It hasn’t started raining again yet, but it will, and I’ll plan to change plans when necessary. On Thursday, the weather cooperated enough for my brother’s kids to celebrate their birthday at Busch Gardens. The twins are finally tall enough to ride Grover, the Sesame Street roller coaster. Tessa grabbed my hand to be her riding partner. Theresa is her grandmother’s namesake, but Tessa fits her four year old feistiness better. We rode twice, and I couldn’t stop laughing at her excitement. Between cries and shrieks and giggles, I could make out a repeated phrase: “I was so scared.”
With that huge smile lighting up her tiny face, you’d never believe Tessa was scared. She was ecstatic after the ride was over. Tessa and I didn’t get on that roller coaster to find the perfect ending. Even after experiencing fear, she was right back in line to do it again. The journey, its twists and turns, its ups and downs, took Tessa through a range of emotions, and if I judged a rollercoaster’s quality like I do that of a storybook, I would miss the point. There is no perfect ending for a roller coaster. It stops, and the rider remembers the journey.
Charming and I rode the bigger coasters last year. Tessa asked at family dinner tonight when she was going to see him again. I looked into those light eyes that just days ago glimmered with glee and faced her sadness with grown up words she understood. I truly am sorry for the unfinished puzzle.
Food goes with family, but now that I’m alone in the kitchen, it’s time for a creative makeover to that perfect ending, Thomas Kinkade, storybook picture of my life.

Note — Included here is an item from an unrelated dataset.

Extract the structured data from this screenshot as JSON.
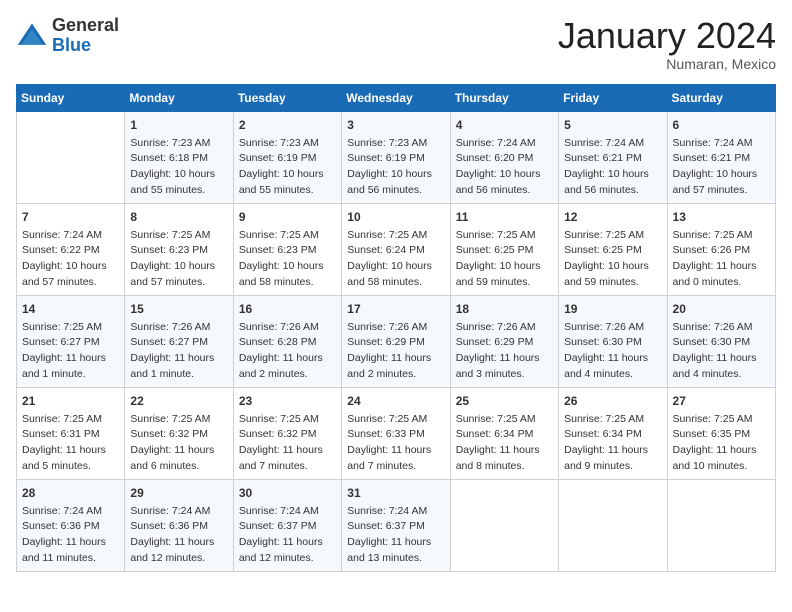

If I discover there is only one silhouette in the frame, where will I find my legacy?